6 Types of Insurance for Contractors Part 1 featured image

6 Types of Insurance for Contractors Part 1

Those of us in the construction industry understand the complexities of a construction site. There are workers of various skill levels and skill sets working to complete a structure. There materials moving back and forth. There’s stakeholders watching closely. This doesn’t include the fact that construction sites can be dangerous places. There’s a great deal of risk involved in construction projects, which is shouldered by contractors and owners. It’s for this reason that there are a several types of insurance available to construction industry.

Every construction project requires some type of insurance coverage. Determining which coverages are appropriate for your project is critical to your success. In this two-part series, we examine six important types of construction insurance. It’s our hope that this guide will help you maintain the correct level of insurance.

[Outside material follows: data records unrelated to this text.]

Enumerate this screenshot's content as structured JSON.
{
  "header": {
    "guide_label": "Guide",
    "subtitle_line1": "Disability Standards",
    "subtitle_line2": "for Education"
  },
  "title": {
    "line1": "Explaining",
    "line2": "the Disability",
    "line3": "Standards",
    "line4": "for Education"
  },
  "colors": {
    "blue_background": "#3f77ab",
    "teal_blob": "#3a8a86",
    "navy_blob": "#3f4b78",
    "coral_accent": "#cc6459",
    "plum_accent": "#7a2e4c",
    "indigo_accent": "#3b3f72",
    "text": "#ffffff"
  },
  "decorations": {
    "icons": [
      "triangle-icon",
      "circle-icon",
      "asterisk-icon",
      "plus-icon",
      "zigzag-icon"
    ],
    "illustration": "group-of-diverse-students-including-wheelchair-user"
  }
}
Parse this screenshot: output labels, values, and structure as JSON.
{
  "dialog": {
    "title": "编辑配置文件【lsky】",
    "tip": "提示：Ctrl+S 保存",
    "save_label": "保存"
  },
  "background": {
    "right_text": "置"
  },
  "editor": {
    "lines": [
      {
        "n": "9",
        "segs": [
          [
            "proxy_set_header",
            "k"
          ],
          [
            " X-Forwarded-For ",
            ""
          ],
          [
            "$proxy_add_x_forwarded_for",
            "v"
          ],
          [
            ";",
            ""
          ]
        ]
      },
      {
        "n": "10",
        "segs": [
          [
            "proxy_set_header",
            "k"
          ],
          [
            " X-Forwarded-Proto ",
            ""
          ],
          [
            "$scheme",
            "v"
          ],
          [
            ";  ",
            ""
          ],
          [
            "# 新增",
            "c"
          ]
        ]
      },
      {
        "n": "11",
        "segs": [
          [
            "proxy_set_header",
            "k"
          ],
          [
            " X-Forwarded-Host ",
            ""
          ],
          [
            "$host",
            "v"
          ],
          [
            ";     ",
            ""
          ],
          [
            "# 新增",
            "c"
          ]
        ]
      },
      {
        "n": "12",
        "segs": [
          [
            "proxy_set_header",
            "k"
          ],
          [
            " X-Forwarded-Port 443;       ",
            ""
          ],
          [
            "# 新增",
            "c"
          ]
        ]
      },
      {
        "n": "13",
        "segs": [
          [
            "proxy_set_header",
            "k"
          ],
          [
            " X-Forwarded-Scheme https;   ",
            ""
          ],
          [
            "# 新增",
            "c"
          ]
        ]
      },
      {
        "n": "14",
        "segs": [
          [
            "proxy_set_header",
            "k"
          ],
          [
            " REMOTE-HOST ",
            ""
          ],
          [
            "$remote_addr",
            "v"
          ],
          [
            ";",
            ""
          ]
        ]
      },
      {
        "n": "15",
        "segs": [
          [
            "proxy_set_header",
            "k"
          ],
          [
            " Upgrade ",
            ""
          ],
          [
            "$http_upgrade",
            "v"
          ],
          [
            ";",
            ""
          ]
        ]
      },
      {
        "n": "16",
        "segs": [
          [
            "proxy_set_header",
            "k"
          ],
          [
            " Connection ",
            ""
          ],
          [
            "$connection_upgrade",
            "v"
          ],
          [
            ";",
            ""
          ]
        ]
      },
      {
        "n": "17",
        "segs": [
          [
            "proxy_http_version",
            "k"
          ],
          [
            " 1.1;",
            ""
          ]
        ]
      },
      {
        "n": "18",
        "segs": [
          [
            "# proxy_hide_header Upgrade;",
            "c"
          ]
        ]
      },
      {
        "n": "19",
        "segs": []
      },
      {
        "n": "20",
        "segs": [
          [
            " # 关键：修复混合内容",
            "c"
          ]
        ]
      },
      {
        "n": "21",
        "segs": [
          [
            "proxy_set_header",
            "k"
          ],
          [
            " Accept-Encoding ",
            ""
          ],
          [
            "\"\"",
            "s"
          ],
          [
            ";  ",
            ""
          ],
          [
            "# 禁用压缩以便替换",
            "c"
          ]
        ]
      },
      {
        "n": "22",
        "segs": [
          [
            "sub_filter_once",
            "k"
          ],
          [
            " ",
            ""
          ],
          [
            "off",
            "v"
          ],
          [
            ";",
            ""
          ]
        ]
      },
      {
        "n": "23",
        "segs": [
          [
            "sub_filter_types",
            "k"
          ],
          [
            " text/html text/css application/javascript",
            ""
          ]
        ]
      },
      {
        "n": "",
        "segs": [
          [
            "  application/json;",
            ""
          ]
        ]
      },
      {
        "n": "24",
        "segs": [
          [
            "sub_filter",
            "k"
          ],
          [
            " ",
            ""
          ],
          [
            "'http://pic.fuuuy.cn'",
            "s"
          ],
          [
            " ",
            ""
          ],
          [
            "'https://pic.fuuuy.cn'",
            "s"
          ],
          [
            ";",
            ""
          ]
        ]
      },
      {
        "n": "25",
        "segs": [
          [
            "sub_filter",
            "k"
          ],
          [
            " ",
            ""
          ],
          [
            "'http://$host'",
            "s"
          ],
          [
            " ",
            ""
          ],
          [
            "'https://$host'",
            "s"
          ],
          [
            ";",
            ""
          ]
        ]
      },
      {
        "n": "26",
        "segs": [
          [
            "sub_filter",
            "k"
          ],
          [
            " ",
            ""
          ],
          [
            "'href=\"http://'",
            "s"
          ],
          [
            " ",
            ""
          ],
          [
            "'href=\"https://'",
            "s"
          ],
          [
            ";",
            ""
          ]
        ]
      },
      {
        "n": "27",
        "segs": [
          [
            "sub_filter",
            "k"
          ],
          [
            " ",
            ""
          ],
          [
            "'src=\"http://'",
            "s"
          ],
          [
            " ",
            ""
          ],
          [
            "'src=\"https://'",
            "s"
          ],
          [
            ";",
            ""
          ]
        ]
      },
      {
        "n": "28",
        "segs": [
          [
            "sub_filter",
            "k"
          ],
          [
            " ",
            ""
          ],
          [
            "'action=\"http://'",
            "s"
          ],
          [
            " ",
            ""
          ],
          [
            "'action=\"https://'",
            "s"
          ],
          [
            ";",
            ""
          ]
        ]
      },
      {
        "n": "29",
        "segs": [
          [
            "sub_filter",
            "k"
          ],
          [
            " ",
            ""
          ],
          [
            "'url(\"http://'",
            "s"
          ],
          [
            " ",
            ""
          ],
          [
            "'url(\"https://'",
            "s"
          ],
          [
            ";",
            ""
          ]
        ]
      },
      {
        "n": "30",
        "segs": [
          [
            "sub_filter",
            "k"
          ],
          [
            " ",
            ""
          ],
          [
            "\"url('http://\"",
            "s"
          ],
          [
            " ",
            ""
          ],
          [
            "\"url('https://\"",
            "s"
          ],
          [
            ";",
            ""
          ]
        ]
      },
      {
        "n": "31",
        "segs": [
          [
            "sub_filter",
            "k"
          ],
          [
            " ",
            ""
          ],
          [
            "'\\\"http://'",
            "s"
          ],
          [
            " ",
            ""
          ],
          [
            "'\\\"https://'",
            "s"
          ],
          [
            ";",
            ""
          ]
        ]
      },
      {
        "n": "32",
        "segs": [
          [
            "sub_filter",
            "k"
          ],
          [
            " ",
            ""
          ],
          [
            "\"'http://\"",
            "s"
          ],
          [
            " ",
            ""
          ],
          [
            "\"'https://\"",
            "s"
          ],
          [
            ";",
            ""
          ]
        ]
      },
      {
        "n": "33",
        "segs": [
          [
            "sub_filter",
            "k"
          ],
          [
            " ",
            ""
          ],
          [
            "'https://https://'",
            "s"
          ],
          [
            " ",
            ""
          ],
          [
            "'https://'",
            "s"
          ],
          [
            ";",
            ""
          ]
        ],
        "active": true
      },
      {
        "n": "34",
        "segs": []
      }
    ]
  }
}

General Liability Insurance

General liability coverage protects your company in the event that your workers cause damage to your client’s property. It also protects you if non-workers are injured on your construction site. These instances may all lead to claims in which you may need the services of an Orlando construction attorney.

Builder’s Risk Insurance

As mentioned before, construction is complex business that’s full of risk. Builder’s risk insurance covers the structure where it’s currently being built, including materials that have yet to be installed. It protects you should damage be done to the structure or building materials from fire, lightning, or vandalism, among other occurrences.

Flood Insurance

In Florida, there’s a prominent need for flood insurance for construction sites. Sites near coastal areas and lakes may require it.

To request a consultation with one of our experience Orlando construction attorneys, please call us today at 407.378.6575 or submit our contact request form.

Disclaimer: The information contained in this article is for general educational information only. This information does not constitute legal advice, is not intended to constitute legal advice, nor should it be relied upon as legal advice for your specific factual pattern or situation.